“My Union Usdaw has just completed a survey of over 10,000 workers – this is one of the largest surveys of low paid workers in recent times. It shows that 1 in 4 retail workers rely on in-work benefits just to make ends meet.
“We have serious concerns about the impact of Universal Credit on low-paid workers and not just because of the 5 week wait for their first payment. Would the Archbishop back calls from unions, the TUC, this Conference and child poverty campaigners for the roll-out of Universal Credit to be stopped?”
Responding, Justin Welby – Archbishop of Canterbury said:
“Universal Credit was supposed to reform the benefits systems, making it simpler and more efficient. It has not done that. We know that it has left too many people worse off than they were, putting people at a heightened risk of hunger. Can you believe we would say this about England in the 21st
century? Heightened risk of hunger! Debt, rent arrears, foodbanks! We now know that about 45% of people who attend foodbanks have at least one person in work, an awful lot of them have two people in work.
“When Universal Credit comes into a local area the need for foodbanks goes up very significantly. Bishops have repeatedly argued in the House of Lords that the delays and benefits freeze are causing intense suffering and the inefficiency of the system means it’s not working. I’m not a technical expert in this, but what is clear is if they can’t get it right they need to stop rolling it out; because we must have people who have adequate incomes to live with dignity.”
Paddy Lillis – Usdaw General Secretary says:
“The Archbishop’s comments are very welcome. The original purpose of Universal Credit has been undermined by a series of cuts. The introduction of the benefit cap, a freeze to working age benefits, the reduction of working allowances, the removal of the first child premium and the two child limit for new claimants have meant a real cut in support for working families.
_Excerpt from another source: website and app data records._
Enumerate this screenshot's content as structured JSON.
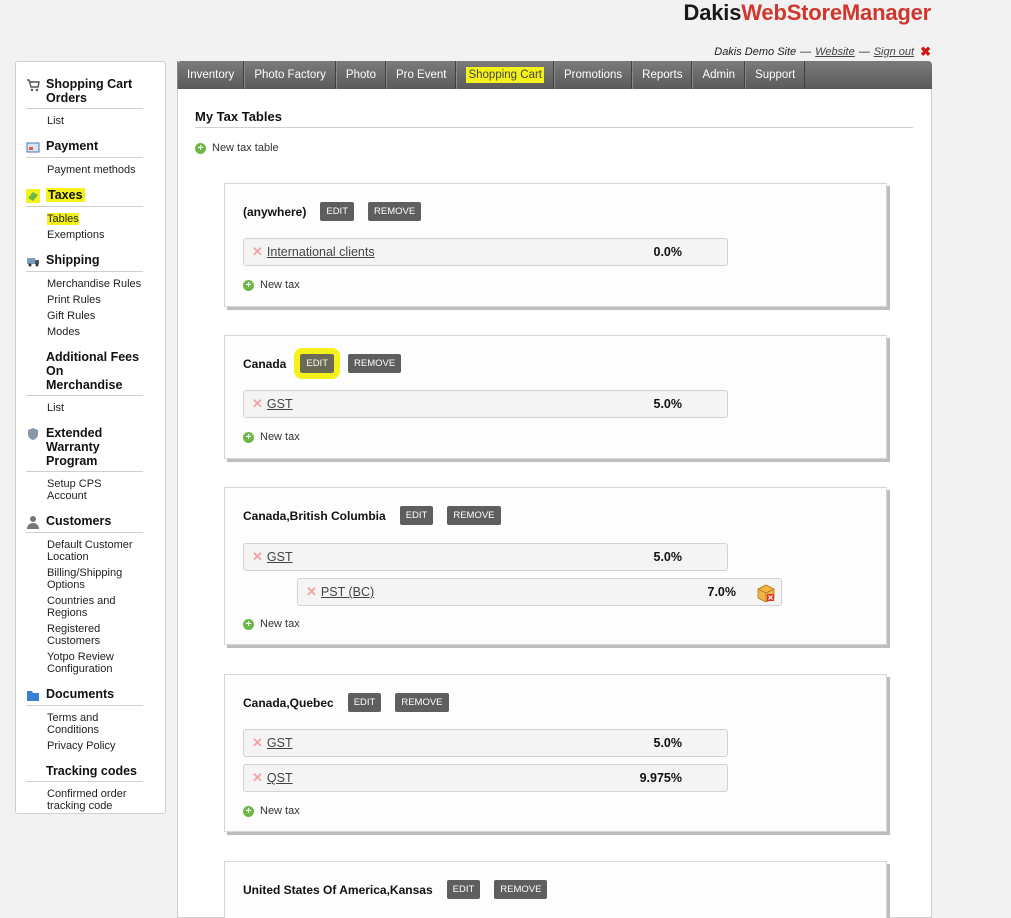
{
  "brand": {
    "part1": "Dakis",
    "part2": "WebStoreManager"
  },
  "siteline": {
    "site": "Dakis Demo Site",
    "sep1": "—",
    "website": "Website",
    "sep2": "—",
    "signout": "Sign out"
  },
  "nav": [
    "Inventory",
    "Photo Factory",
    "Photo",
    "Pro Event",
    "Shopping Cart",
    "Promotions",
    "Reports",
    "Admin",
    "Support"
  ],
  "sidebar": {
    "cart": {
      "title": "Shopping Cart Orders",
      "items": [
        "List"
      ]
    },
    "payment": {
      "title": "Payment",
      "items": [
        "Payment methods"
      ]
    },
    "taxes": {
      "title": "Taxes",
      "items": [
        "Tables",
        "Exemptions"
      ]
    },
    "shipping": {
      "title": "Shipping",
      "items": [
        "Merchandise Rules",
        "Print Rules",
        "Gift Rules",
        "Modes"
      ]
    },
    "fees": {
      "title": "Additional Fees On Merchandise",
      "items": [
        "List"
      ]
    },
    "warranty": {
      "title": "Extended Warranty Program",
      "items": [
        "Setup CPS Account"
      ]
    },
    "customers": {
      "title": "Customers",
      "items": [
        "Default Customer Location",
        "Billing/Shipping Options",
        "Countries and Regions",
        "Registered Customers",
        "Yotpo Review Configuration"
      ]
    },
    "documents": {
      "title": "Documents",
      "items": [
        "Terms and Conditions",
        "Privacy Policy"
      ]
    },
    "tracking": {
      "title": "Tracking codes",
      "items": [
        "Confirmed order tracking code"
      ]
    }
  },
  "main": {
    "title": "My Tax Tables",
    "new_table": "New tax table",
    "edit_label": "EDIT",
    "remove_label": "REMOVE",
    "new_tax": "New tax",
    "tables": [
      {
        "name": "(anywhere)",
        "taxes": [
          {
            "name": "International clients",
            "rate": "0.0%"
          }
        ]
      },
      {
        "name": "Canada",
        "taxes": [
          {
            "name": "GST",
            "rate": "5.0%"
          }
        ]
      },
      {
        "name": "Canada,British Columbia",
        "taxes": [
          {
            "name": "GST",
            "rate": "5.0%"
          },
          {
            "name": "PST (BC)",
            "rate": "7.0%"
          }
        ]
      },
      {
        "name": "Canada,Quebec",
        "taxes": [
          {
            "name": "GST",
            "rate": "5.0%"
          },
          {
            "name": "QST",
            "rate": "9.975%"
          }
        ]
      },
      {
        "name": "United States Of America,Kansas",
        "taxes": []
      }
    ]
  }
}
“Usdaw research has shown that a couple with children, earning just above the National Living Wage, one working full time and one working part time, will be £1,866 per year worse off under Universal Credit, with single parents set to be hit even harder.
“Despite the number of organisations raising serious issues about the design and impact of Universal Credit the Government has so far neglected to address these concerns. Usdaw is calling for the rollout of Universal Credit to be stopped and for a fundamental rethink of the policy.”
Notes for editors:
Usdaw (Union of Shop, Distributive and Allied Workers)
is the UK's fifth biggest and the fastest growing trade union with over 430,000 members. Membership has increased by more than 28% over the decade. Most Usdaw members work in the retail sector, but the union also has many members in transport, distribution, food manufacturing, chemicals and other trades.
For Usdaw press releases visit: http://www.usdaw.org.uk/news
and you can follow us on Twitter @UsdawUnion